The following is a paper that was written during a course that occurred within the requirements for Master’s of Administration from Central Michigan University. First, you can view the Introduction & Description of the problem below as text and then download the research from Scribd for further reading.
INTRODUCTION & DESCRIPTION
The classrooms of schools in the State of Michigan are segregated. There is a lack of diversity throughout the schools themselves, grades kindergarten through twelve (K-12), and the districts that serve as a conglomeration of the students, teachers, and administrations. As a state, Michigan has been historically segregated in several respects, be it geographically or socially. The education system is simply another contributing force to the preexisting segregated condition of Michigan.
It is no mystery that Michigan is racially divided. This year provides the citizens of the state with a stark reminder of the history its of racial divide, as it is the fortieth anniversary of the 1967 Detroit riot.

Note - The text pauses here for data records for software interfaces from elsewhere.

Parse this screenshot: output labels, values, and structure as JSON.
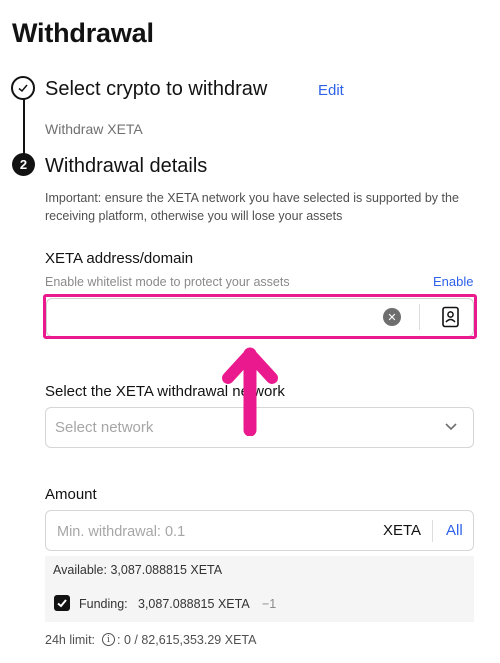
{
  "page": {
    "title": "Withdrawal"
  },
  "steps": {
    "step1": {
      "title": "Select crypto to withdraw",
      "edit_label": "Edit",
      "subtitle": "Withdraw XETA"
    },
    "step2": {
      "number": "2",
      "title": "Withdrawal details"
    }
  },
  "important_note": "Important: ensure the XETA network you have selected is supported by the receiving platform, otherwise you will lose your assets",
  "address": {
    "label": "XETA address/domain",
    "whitelist_hint": "Enable whitelist mode to protect your assets",
    "enable_label": "Enable",
    "value": "",
    "clear_icon": "clear-x-circle",
    "address_book_icon": "address-book"
  },
  "network": {
    "label": "Select the XETA withdrawal network",
    "placeholder": "Select network",
    "icon": "chevron-down"
  },
  "amount": {
    "label": "Amount",
    "placeholder": "Min. withdrawal: 0.1",
    "unit": "XETA",
    "all_label": "All",
    "available": "Available: 3,087.088815 XETA",
    "funding_label": "Funding:",
    "funding_value": "3,087.088815 XETA",
    "funding_delta": "−1",
    "funding_checked": true
  },
  "limit": {
    "label": "24h limit:",
    "value": ": 0 / 82,615,353.29 XETA"
  },
  "colors": {
    "accent": "#2d63e8",
    "highlight": "#ea1a8e",
    "text": "#121212"
  }
}
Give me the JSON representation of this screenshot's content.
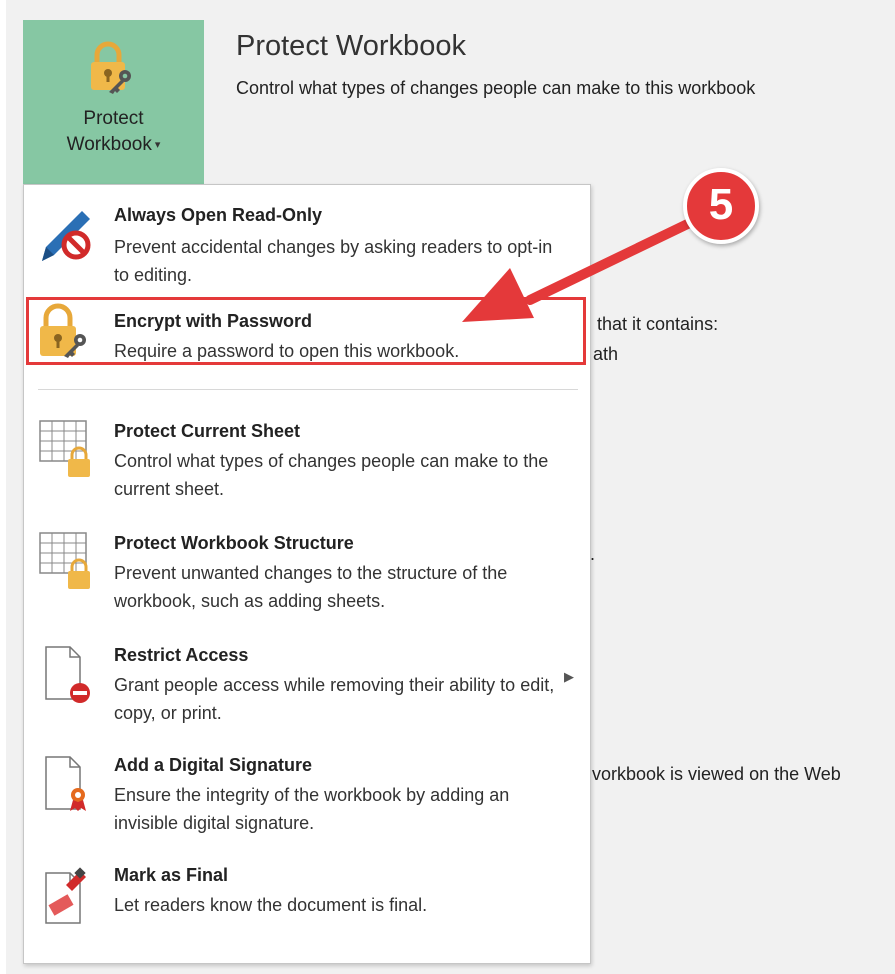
{
  "section": {
    "button_line1": "Protect",
    "button_line2": "Workbook",
    "title": "Protect Workbook",
    "description": "Control what types of changes people can make to this workbook"
  },
  "background_fragments": {
    "contains": "that it contains:",
    "path": "ath",
    "period": ".",
    "web": "vorkbook is viewed on the Web"
  },
  "menu": {
    "items": [
      {
        "title": "Always Open Read-Only",
        "desc": "Prevent accidental changes by asking readers to opt-in to editing."
      },
      {
        "title": "Encrypt with Password",
        "desc": "Require a password to open this workbook."
      },
      {
        "title": "Protect Current Sheet",
        "desc": "Control what types of changes people can make to the current sheet."
      },
      {
        "title": "Protect Workbook Structure",
        "desc": "Prevent unwanted changes to the structure of the workbook, such as adding sheets."
      },
      {
        "title": "Restrict Access",
        "desc": "Grant people access while removing their ability to edit, copy, or print."
      },
      {
        "title": "Add a Digital Signature",
        "desc": "Ensure the integrity of the workbook by adding an invisible digital signature."
      },
      {
        "title": "Mark as Final",
        "desc": "Let readers know the document is final."
      }
    ]
  },
  "annotation": {
    "step": "5"
  },
  "colors": {
    "button_bg": "#86c7a3",
    "highlight": "#e4393a",
    "lock": "#f0b849"
  }
}
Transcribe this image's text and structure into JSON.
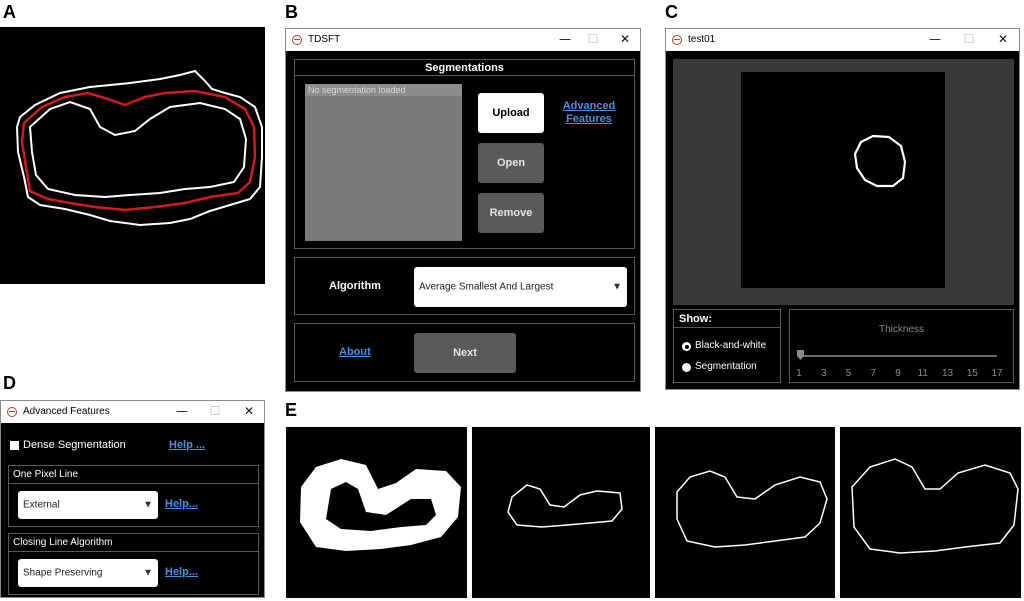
{
  "panel_labels": {
    "a": "A",
    "b": "B",
    "c": "C",
    "d": "D",
    "e": "E"
  },
  "window_b": {
    "title": "TDSFT",
    "controls": {
      "minimize": "—",
      "maximize": "☐",
      "close": "✕"
    },
    "segmentations_header": "Segmentations",
    "list_placeholder": "No segmentation loaded",
    "upload_label": "Upload",
    "open_label": "Open",
    "remove_label": "Remove",
    "advanced_features_line1": "Advanced",
    "advanced_features_line2": "Features",
    "algorithm_label": "Algorithm",
    "algorithm_value": "Average Smallest And Largest",
    "about_label": "About",
    "next_label": "Next"
  },
  "window_c": {
    "title": "test01",
    "controls": {
      "minimize": "—",
      "maximize": "☐",
      "close": "✕"
    },
    "show_label": "Show:",
    "option_bw": "Black-and-white",
    "option_seg": "Segmentation",
    "thickness_label": "Thickness",
    "slider_ticks": [
      "1",
      "3",
      "5",
      "7",
      "9",
      "11",
      "13",
      "15",
      "17"
    ],
    "slider_value": 1
  },
  "window_d": {
    "title": "Advanced Features",
    "controls": {
      "minimize": "—",
      "maximize": "☐",
      "close": "✕"
    },
    "dense_label": "Dense Segmentation",
    "help1": "Help ...",
    "one_pixel_label": "One Pixel Line",
    "one_pixel_value": "External",
    "help2": "Help...",
    "closing_label": "Closing Line Algorithm",
    "closing_value": "Shape Preserving",
    "help3": "Help..."
  },
  "colors": {
    "contour": "#ffffff",
    "average": "#d21a1a",
    "link": "#4a90e2",
    "window_bg": "#000000"
  }
}
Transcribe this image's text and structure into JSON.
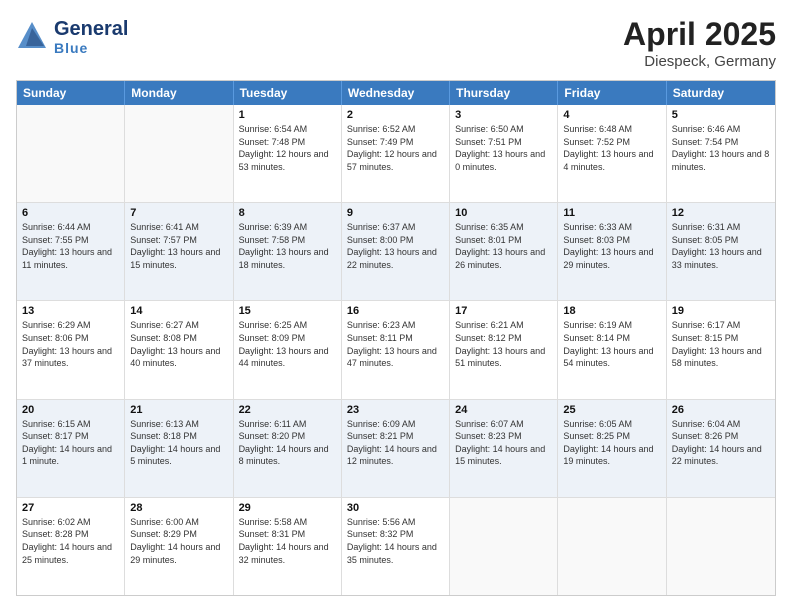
{
  "header": {
    "logo_general": "General",
    "logo_blue": "Blue",
    "month_title": "April 2025",
    "location": "Diespeck, Germany"
  },
  "days_of_week": [
    "Sunday",
    "Monday",
    "Tuesday",
    "Wednesday",
    "Thursday",
    "Friday",
    "Saturday"
  ],
  "weeks": [
    [
      {
        "day": "",
        "sunrise": "",
        "sunset": "",
        "daylight": ""
      },
      {
        "day": "",
        "sunrise": "",
        "sunset": "",
        "daylight": ""
      },
      {
        "day": "1",
        "sunrise": "Sunrise: 6:54 AM",
        "sunset": "Sunset: 7:48 PM",
        "daylight": "Daylight: 12 hours and 53 minutes."
      },
      {
        "day": "2",
        "sunrise": "Sunrise: 6:52 AM",
        "sunset": "Sunset: 7:49 PM",
        "daylight": "Daylight: 12 hours and 57 minutes."
      },
      {
        "day": "3",
        "sunrise": "Sunrise: 6:50 AM",
        "sunset": "Sunset: 7:51 PM",
        "daylight": "Daylight: 13 hours and 0 minutes."
      },
      {
        "day": "4",
        "sunrise": "Sunrise: 6:48 AM",
        "sunset": "Sunset: 7:52 PM",
        "daylight": "Daylight: 13 hours and 4 minutes."
      },
      {
        "day": "5",
        "sunrise": "Sunrise: 6:46 AM",
        "sunset": "Sunset: 7:54 PM",
        "daylight": "Daylight: 13 hours and 8 minutes."
      }
    ],
    [
      {
        "day": "6",
        "sunrise": "Sunrise: 6:44 AM",
        "sunset": "Sunset: 7:55 PM",
        "daylight": "Daylight: 13 hours and 11 minutes."
      },
      {
        "day": "7",
        "sunrise": "Sunrise: 6:41 AM",
        "sunset": "Sunset: 7:57 PM",
        "daylight": "Daylight: 13 hours and 15 minutes."
      },
      {
        "day": "8",
        "sunrise": "Sunrise: 6:39 AM",
        "sunset": "Sunset: 7:58 PM",
        "daylight": "Daylight: 13 hours and 18 minutes."
      },
      {
        "day": "9",
        "sunrise": "Sunrise: 6:37 AM",
        "sunset": "Sunset: 8:00 PM",
        "daylight": "Daylight: 13 hours and 22 minutes."
      },
      {
        "day": "10",
        "sunrise": "Sunrise: 6:35 AM",
        "sunset": "Sunset: 8:01 PM",
        "daylight": "Daylight: 13 hours and 26 minutes."
      },
      {
        "day": "11",
        "sunrise": "Sunrise: 6:33 AM",
        "sunset": "Sunset: 8:03 PM",
        "daylight": "Daylight: 13 hours and 29 minutes."
      },
      {
        "day": "12",
        "sunrise": "Sunrise: 6:31 AM",
        "sunset": "Sunset: 8:05 PM",
        "daylight": "Daylight: 13 hours and 33 minutes."
      }
    ],
    [
      {
        "day": "13",
        "sunrise": "Sunrise: 6:29 AM",
        "sunset": "Sunset: 8:06 PM",
        "daylight": "Daylight: 13 hours and 37 minutes."
      },
      {
        "day": "14",
        "sunrise": "Sunrise: 6:27 AM",
        "sunset": "Sunset: 8:08 PM",
        "daylight": "Daylight: 13 hours and 40 minutes."
      },
      {
        "day": "15",
        "sunrise": "Sunrise: 6:25 AM",
        "sunset": "Sunset: 8:09 PM",
        "daylight": "Daylight: 13 hours and 44 minutes."
      },
      {
        "day": "16",
        "sunrise": "Sunrise: 6:23 AM",
        "sunset": "Sunset: 8:11 PM",
        "daylight": "Daylight: 13 hours and 47 minutes."
      },
      {
        "day": "17",
        "sunrise": "Sunrise: 6:21 AM",
        "sunset": "Sunset: 8:12 PM",
        "daylight": "Daylight: 13 hours and 51 minutes."
      },
      {
        "day": "18",
        "sunrise": "Sunrise: 6:19 AM",
        "sunset": "Sunset: 8:14 PM",
        "daylight": "Daylight: 13 hours and 54 minutes."
      },
      {
        "day": "19",
        "sunrise": "Sunrise: 6:17 AM",
        "sunset": "Sunset: 8:15 PM",
        "daylight": "Daylight: 13 hours and 58 minutes."
      }
    ],
    [
      {
        "day": "20",
        "sunrise": "Sunrise: 6:15 AM",
        "sunset": "Sunset: 8:17 PM",
        "daylight": "Daylight: 14 hours and 1 minute."
      },
      {
        "day": "21",
        "sunrise": "Sunrise: 6:13 AM",
        "sunset": "Sunset: 8:18 PM",
        "daylight": "Daylight: 14 hours and 5 minutes."
      },
      {
        "day": "22",
        "sunrise": "Sunrise: 6:11 AM",
        "sunset": "Sunset: 8:20 PM",
        "daylight": "Daylight: 14 hours and 8 minutes."
      },
      {
        "day": "23",
        "sunrise": "Sunrise: 6:09 AM",
        "sunset": "Sunset: 8:21 PM",
        "daylight": "Daylight: 14 hours and 12 minutes."
      },
      {
        "day": "24",
        "sunrise": "Sunrise: 6:07 AM",
        "sunset": "Sunset: 8:23 PM",
        "daylight": "Daylight: 14 hours and 15 minutes."
      },
      {
        "day": "25",
        "sunrise": "Sunrise: 6:05 AM",
        "sunset": "Sunset: 8:25 PM",
        "daylight": "Daylight: 14 hours and 19 minutes."
      },
      {
        "day": "26",
        "sunrise": "Sunrise: 6:04 AM",
        "sunset": "Sunset: 8:26 PM",
        "daylight": "Daylight: 14 hours and 22 minutes."
      }
    ],
    [
      {
        "day": "27",
        "sunrise": "Sunrise: 6:02 AM",
        "sunset": "Sunset: 8:28 PM",
        "daylight": "Daylight: 14 hours and 25 minutes."
      },
      {
        "day": "28",
        "sunrise": "Sunrise: 6:00 AM",
        "sunset": "Sunset: 8:29 PM",
        "daylight": "Daylight: 14 hours and 29 minutes."
      },
      {
        "day": "29",
        "sunrise": "Sunrise: 5:58 AM",
        "sunset": "Sunset: 8:31 PM",
        "daylight": "Daylight: 14 hours and 32 minutes."
      },
      {
        "day": "30",
        "sunrise": "Sunrise: 5:56 AM",
        "sunset": "Sunset: 8:32 PM",
        "daylight": "Daylight: 14 hours and 35 minutes."
      },
      {
        "day": "",
        "sunrise": "",
        "sunset": "",
        "daylight": ""
      },
      {
        "day": "",
        "sunrise": "",
        "sunset": "",
        "daylight": ""
      },
      {
        "day": "",
        "sunrise": "",
        "sunset": "",
        "daylight": ""
      }
    ]
  ],
  "alt_rows": [
    1,
    3
  ]
}
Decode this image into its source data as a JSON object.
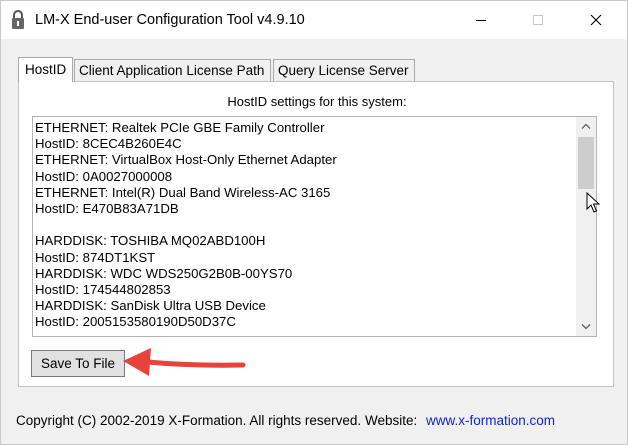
{
  "window": {
    "title": "LM-X End-user Configuration Tool v4.9.10"
  },
  "tabs": [
    {
      "label": "HostID",
      "active": true
    },
    {
      "label": "Client Application License Path",
      "active": false
    },
    {
      "label": "Query License Server",
      "active": false
    }
  ],
  "panel": {
    "heading": "HostID settings for this system:",
    "lines": [
      "ETHERNET: Realtek PCIe GBE Family Controller",
      "HostID: 8CEC4B260E4C",
      "ETHERNET: VirtualBox Host-Only Ethernet Adapter",
      "HostID: 0A0027000008",
      "ETHERNET: Intel(R) Dual Band Wireless-AC 3165",
      "HostID: E470B83A71DB",
      "",
      "HARDDISK: TOSHIBA MQ02ABD100H",
      "HostID: 874DT1KST",
      "HARDDISK: WDC WDS250G2B0B-00YS70",
      "HostID: 174544802853",
      "HARDDISK: SanDisk Ultra USB Device",
      "HostID: 2005153580190D50D37C"
    ],
    "save_label": "Save To File"
  },
  "footer": {
    "copyright": "Copyright (C) 2002-2019 X-Formation. All rights reserved.",
    "website_label": "Website:",
    "website_url": "www.x-formation.com"
  },
  "colors": {
    "link": "#0f1fd6",
    "annotation_arrow": "#e8423c"
  },
  "icons": {
    "app": "padlock-icon",
    "minimize": "minimize-icon",
    "maximize": "maximize-icon",
    "close": "close-icon"
  }
}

No matter how many anniversaries come and go, the reminders only serve as remembrances and rarely procure an improvement in the situation. If a social-change group takes a stimulating spark like the riot’s anniversary and uses it to move forward with race relations, that group rarely does so successfully targeting Michigan’s schools.
The continuing problem of segregation in Michigan’s schools has yet to be solved. The first issue is that the schools are a direct reflection of the cities in which they stand. “In the early 1990s, 95 percent of the African American students attending segregated schools in Michigan were enrolled in central city public school districts.” (Landauer- Menchik, 2006, pp. 2-3). To address that, the Michigan Department of Education developed a system of charter schools. This did not solve the problem, however. “In 2004-05 there were 87 segregated charter schools in Michigan, none of which had existed in 1992-93. Most segregated charter schools are located within the boundaries of districts including Detroit, Southfield and Flint, where most traditional public schools are also segregated. Other segregated charter schools are located in districts where there are no other segregated schools, including Lansing, Warren, and Ypsilanti.” (Landauer- Menchik, 2006). It turns out that legislative initiatives and statistical switches were not sufficient enough to turn around a problem much larger in scope.